DATA EXCERPTS below:

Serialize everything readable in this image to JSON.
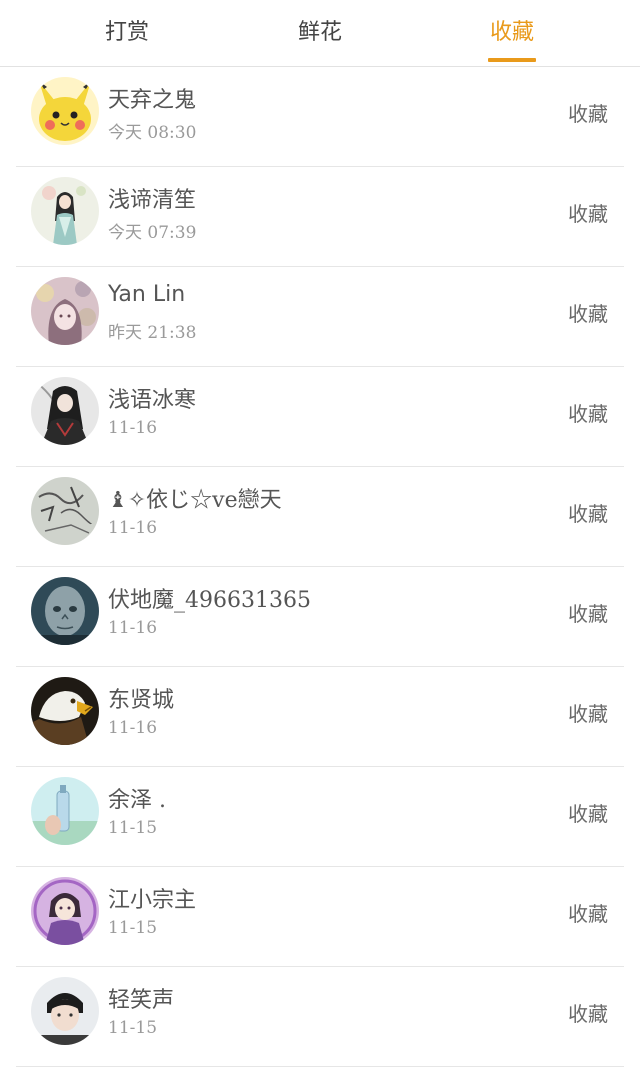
{
  "tabs": [
    {
      "label": "打赏",
      "active": false
    },
    {
      "label": "鲜花",
      "active": false
    },
    {
      "label": "收藏",
      "active": true
    }
  ],
  "accent_color": "#e99a1b",
  "entries": [
    {
      "name": "天弃之鬼",
      "time": "今天 08:30",
      "action": "收藏",
      "avatar": "pikachu"
    },
    {
      "name": "浅谛清笙",
      "time": "今天 07:39",
      "action": "收藏",
      "avatar": "anime-girl-illustration"
    },
    {
      "name": "Yan Lin",
      "time": "昨天 21:38",
      "action": "收藏",
      "avatar": "girl-with-flowers"
    },
    {
      "name": "浅语冰寒",
      "time": "11-16",
      "action": "收藏",
      "avatar": "anime-character-dark-hair"
    },
    {
      "name": "♝✧依じ☆ve戀天",
      "time": "11-16",
      "action": "收藏",
      "avatar": "calligraphy-sketch"
    },
    {
      "name": "伏地魔_496631365",
      "time": "11-16",
      "action": "收藏",
      "avatar": "voldemort"
    },
    {
      "name": "东贤城",
      "time": "11-16",
      "action": "收藏",
      "avatar": "eagle"
    },
    {
      "name": "余泽 .",
      "time": "11-15",
      "action": "收藏",
      "avatar": "bottle-sky"
    },
    {
      "name": "江小宗主",
      "time": "11-15",
      "action": "收藏",
      "avatar": "anime-character-purple"
    },
    {
      "name": "轻笑声",
      "time": "11-15",
      "action": "收藏",
      "avatar": "boy-portrait"
    }
  ]
}
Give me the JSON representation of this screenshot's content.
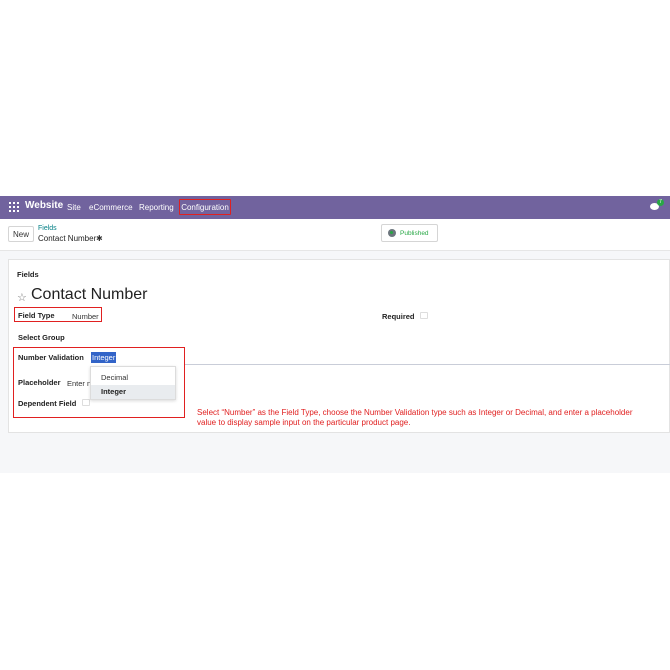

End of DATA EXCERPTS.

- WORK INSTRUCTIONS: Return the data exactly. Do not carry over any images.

- RESULT FOR THIS TASK:
Serialize everything readable in this image to JSON.
{
  "tabs": [
    {
      "label": "打赏",
      "active": false
    },
    {
      "label": "鲜花",
      "active": false
    },
    {
      "label": "收藏",
      "active": true
    }
  ],
  "accent_color": "#e99a1b",
  "entries": [
    {
      "name": "天弃之鬼",
      "time": "今天 08:30",
      "action": "收藏",
      "avatar": "pikachu"
    },
    {
      "name": "浅谛清笙",
      "time": "今天 07:39",
      "action": "收藏",
      "avatar": "anime-girl-illustration"
    },
    {
      "name": "Yan Lin",
      "time": "昨天 21:38",
      "action": "收藏",
      "avatar": "girl-with-flowers"
    },
    {
      "name": "浅语冰寒",
      "time": "11-16",
      "action": "收藏",
      "avatar": "anime-character-dark-hair"
    },
    {
      "name": "♝✧依じ☆ve戀天",
      "time": "11-16",
      "action": "收藏",
      "avatar": "calligraphy-sketch"
    },
    {
      "name": "伏地魔_496631365",
      "time": "11-16",
      "action": "收藏",
      "avatar": "voldemort"
    },
    {
      "name": "东贤城",
      "time": "11-16",
      "action": "收藏",
      "avatar": "eagle"
    },
    {
      "name": "余泽 .",
      "time": "11-15",
      "action": "收藏",
      "avatar": "bottle-sky"
    },
    {
      "name": "江小宗主",
      "time": "11-15",
      "action": "收藏",
      "avatar": "anime-character-purple"
    },
    {
      "name": "轻笑声",
      "time": "11-15",
      "action": "收藏",
      "avatar": "boy-portrait"
    }
  ]
}
Give me the JSON representation of this screenshot's content.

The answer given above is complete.